It seems that the debate saga between Senator Tim Johnson and his Republican challenger Joel Dykstra is not resolved. In fact, things are just heating up.
Since the original news of Johnson announcing that he will not debate Joel Dykstra, the electorate perked up and became interested. Here is a round table of news clippings on this issue from around the state.On Tuesday, August 5th, three days before the "no debate' announcement was made, there was this letter to the editor in Aberdeen, S Dakota newspaper "The American News".
A quote from the letter to the editor:
I went to the Eagles Club to attend a round-table discussion of the new farm bill that was reported by the American News. Upon entering, I was told it was a closed meeting, only Sen. Tim Johnson and four local people were allowed access to a closed room.
There were several farm operators in attendance who couldn't gain entrance. At least six times I was asked why I was there. My response: I'm interested in the farm bill and it is important to our economy. I want to know what it covers and the round table would give me a grasp of its meaning.
I was told 60 people in attendance in the lobby were called to come down and greet the senator, but they couldn't have access to the discussion.

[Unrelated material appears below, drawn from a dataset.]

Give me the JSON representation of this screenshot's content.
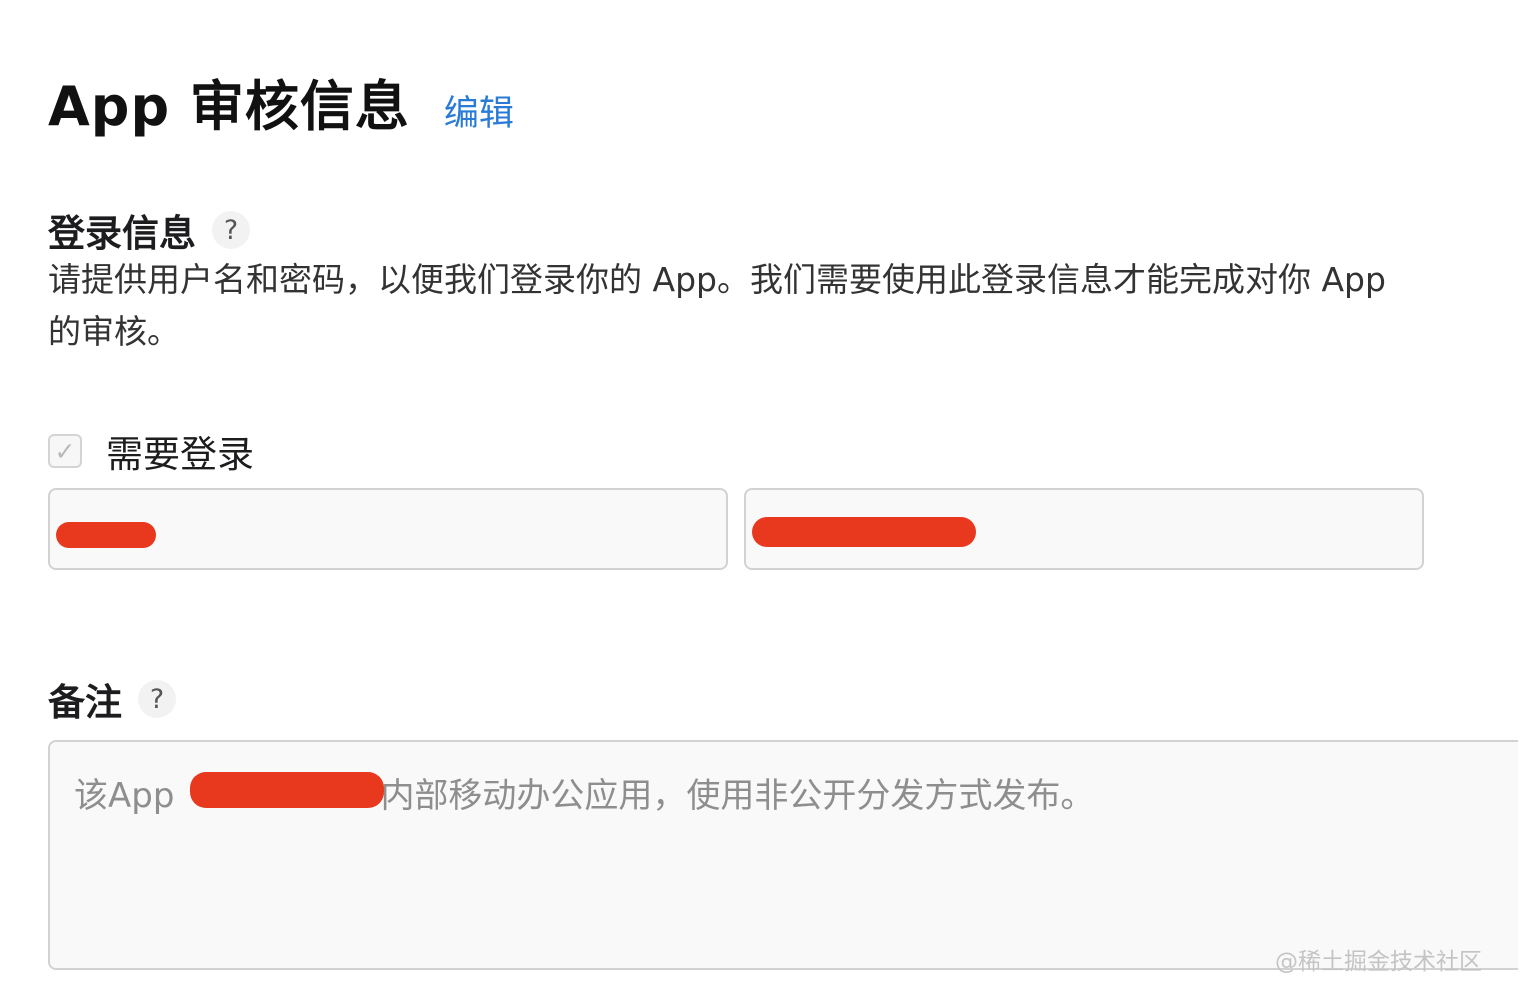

Then came the announcement In The Argus News Leader of Sioux Falls on Saturday, August 9th that there would be no debates at all. I covered this in my diary of the same day South Dakota Senate race is Getting Interesting
Here is the link to the original news story:Johnson Reverses Course on Debates
In this article, Senator Johnson announces:
After initially vowing to participate in political debates, Sen. Tim Johnson on Friday said he would not debate Republican challenger Joel Dykstra.
This occurred three days after the Farm Bill Forum where four people, of the 60 "invited", were allowed into a closed door discussion with Senator Johnson.
Then came today's news story in the Rapid City Journal where Tim Johnson's campaign is engaged in a little "nuance" and clarification of their original statement. Here is the link to the news story: Senator Tim Johnson says "No" to Debates
In this news story dated today, Sunday August 10th, the news story reads:
SIOUX FALLS -- Democratic Sen. Tim Johnson says he won't take part in "traditional political debates" during his 2008 re-election campaign.
This means that he has backed up some and is willing to debate, but not in a traditional debate. However, after the newspapers getting a deluge of comments that were not positive to him, it may be understandable to have him back up. However, did he back up?
Here is an example of a comment that is indicative of the general tone of all the other comments:
" I am not sure what to think here. If Tim is unable to debate his challenger, how on earth can he successfully argue pro/con legislation in the Senate? Even though I believe he has done a good job for SD in the past, we need someone who can stand up and fight for us South Dakotans! I doubt he wants to be re-elected with a sympathy vote so I think he should be willing to debate! Let the voters decide. "
However, The Argus News Leader, which is notoriously left leaning. This news paper was totally in the bag for Tom Daschle in his run against John Thune. It ran a news story today that says there will be no debates at all. I found this story very interesting. Especially it is the only South Dakota News paper that Tim Johnson's campaign manger spoke too.
Here is the link to the news story I am referencing here:Johnson's Decision puts the Burden on Dykstra
Now in my original post about this issue that I linked to above, I speculated that this is just what the Johnson campaign team wanted to do to Dystra.
Sen. Tim Johnson plans to have an active campaign this year, despite his decision not to face opponent Joel Dykstra in any debates, Johnson's campaign director Steve Jarding says.
Jarding says Johnson will not rely on surrogates to make the case for him with voters. Instead, he "will be crisscrossing the state, meeting groups of constituents, holding roundtables," starting this week when he returns from a personal trip.
It might be effective. With no opportunity for voters to see the two candidates side by side addressing the issues, many say Dykstra stands to lose the most.
This is exactly what the Johnson camp is banking on as a result of this issue. However, Jarding is describing Johnson "crisscrossing the state" to make his case is still over shadowed by the letter to the editor in Aberdeen where those meetings are by invite only and closed to all except those who they want to let in. Then you add in no "traditional debates", which means no debates and you have a heavily insulated Democrat candidate for reelection who is not allowing the public to see him or speak to him.
It is a campaign of canned older pictures of the candidate in commercials, pronouncements from the candidates office, and a "trust me - vote for me, even though I won't speak to you" campaign.
The polls from a month ago showed Johnson with a 60% to 35% lead. However, as we have seen in the national presidential polls, people have only just now started to pay attention. Can Johnson get reelected with a sheltered and hidden from view campaign strategy?
I will keep everyone posted.